May 15, 2017

Recent reports show an increase in fraud using Automated Clearing House (ACH) payments, a standard transactional method used by most businesses. ACH payments are often under less scrutiny than wire transfers, giving scammers an opportunity for success in exploiting the looser oversight. However, the TGB team urges our clients to minimize exposure to risk by using common sense in dealing with special payment requests—like a change of account number or employee’s home address—it is always best to verify twice and pay once.

Here are two new schemes targeting ACH business payments:

Fake Invoice Payments
Phishing attacks through a supplier or vendor are increasingly more common because the vendor-supplier relationship is a trusted one.  How does it work?  Attackers call or email a business that has a longstanding relationship, pretending to be that supplier. The fraudsters trick the company into sending funds for a legitimate invoice to a new account controlled by them. If the administrator makes the payment, the fraud usually isn’t detected until the business is contacted by the real supplier to request payment on the authentic (now past due) invoice.

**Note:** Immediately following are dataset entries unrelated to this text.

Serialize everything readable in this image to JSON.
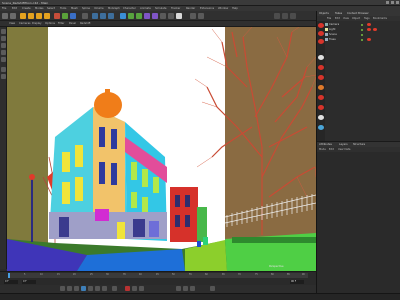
{
  "window": {
    "title": "Scene_RedshiftToon.c4d - Main"
  },
  "menubar": [
    "File",
    "Edit",
    "Create",
    "Modes",
    "Select",
    "Tools",
    "Mesh",
    "Spline",
    "Volume",
    "MoGraph",
    "Character",
    "Animate",
    "Simulate",
    "Tracker",
    "Render",
    "Extensions",
    "Window",
    "Help"
  ],
  "viewport_menu": [
    "View",
    "Cameras",
    "Display",
    "Options",
    "Filter",
    "Panel",
    "Redshift"
  ],
  "viewport": {
    "label": "Perspective"
  },
  "timeline": {
    "ticks": [
      "0",
      "5",
      "10",
      "15",
      "20",
      "25",
      "30",
      "35",
      "40",
      "45",
      "50",
      "55",
      "60",
      "65",
      "70",
      "75",
      "80",
      "85",
      "90"
    ],
    "start_frame": "0 F",
    "current_frame": "0 F",
    "end_frame": "90 F"
  },
  "right_panel": {
    "tabs": [
      "Objects",
      "Takes",
      "Content Browser"
    ],
    "menu": [
      "File",
      "Edit",
      "View",
      "Object",
      "Tags",
      "Bookmarks"
    ],
    "objects": [
      {
        "name": "Camera"
      },
      {
        "name": "Light"
      },
      {
        "name": "Scene"
      },
      {
        "name": "Trees"
      }
    ]
  },
  "attributes": {
    "tabs": [
      "Attributes",
      "Layers",
      "Structure"
    ],
    "menu": [
      "Mode",
      "Edit",
      "User Data"
    ]
  },
  "colors": {
    "accent": "#3e7fb8",
    "tag_red": "#e23b2b",
    "ui_bg": "#2b2b2b"
  }
}
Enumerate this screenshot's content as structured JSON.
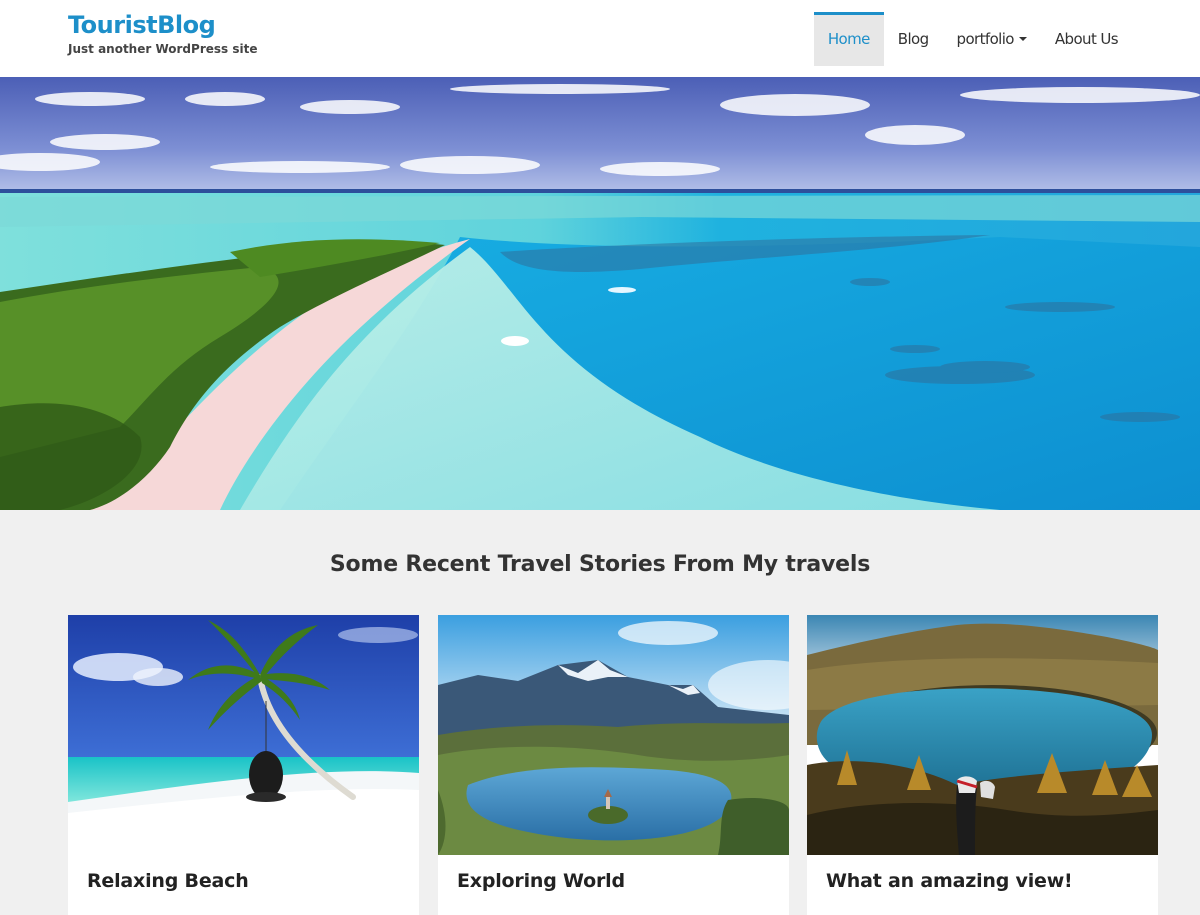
{
  "site": {
    "title": "TouristBlog",
    "tagline": "Just another WordPress site"
  },
  "nav": {
    "items": [
      {
        "label": "Home",
        "active": true
      },
      {
        "label": "Blog"
      },
      {
        "label": "portfolio",
        "has_dropdown": true
      },
      {
        "label": "About Us"
      }
    ]
  },
  "main": {
    "heading": "Some Recent Travel Stories From My travels",
    "posts": [
      {
        "title": "Relaxing Beach"
      },
      {
        "title": "Exploring World"
      },
      {
        "title": "What an amazing view!"
      }
    ]
  },
  "colors": {
    "accent": "#1d8fc9",
    "page_background": "#f0f0f0",
    "header_background": "#ffffff",
    "active_nav_background": "#e7e7e7"
  }
}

When a scam begins with a vendor, it is because the cyber thief can see all their files, allowing the crook to create a fake but official-looking invoice. The attacker has a full view of the vendor’s email account and discovers that invoices are typically emailed. The crook emails a phony invoice with a new ACH payment address hoping the business will process it as usual.  If the company does so, the funds are likely lost.

Payroll Account Change
Human Resource administrators are also being tricked into sending payroll funds to scammers’ accounts. The crook steals login credentials from executives or employees, then they send an email to HR requesting a change to their direct deposit account information. If that account information for the direct deposit is changed, the paycheck is deposited in the scammer’s account.

Protect Your Company From ACH Fraud
You can reduce risk and save your business from unauthorized ACH transactions by monitoring and reconciling accounts daily.

If you notice that an unauthorized ACH item has posted to your business account, contact the bank immediately.

Contact our Treasury Services Department to learn more about fraud prevention tools, including the pricing for these fee-based services.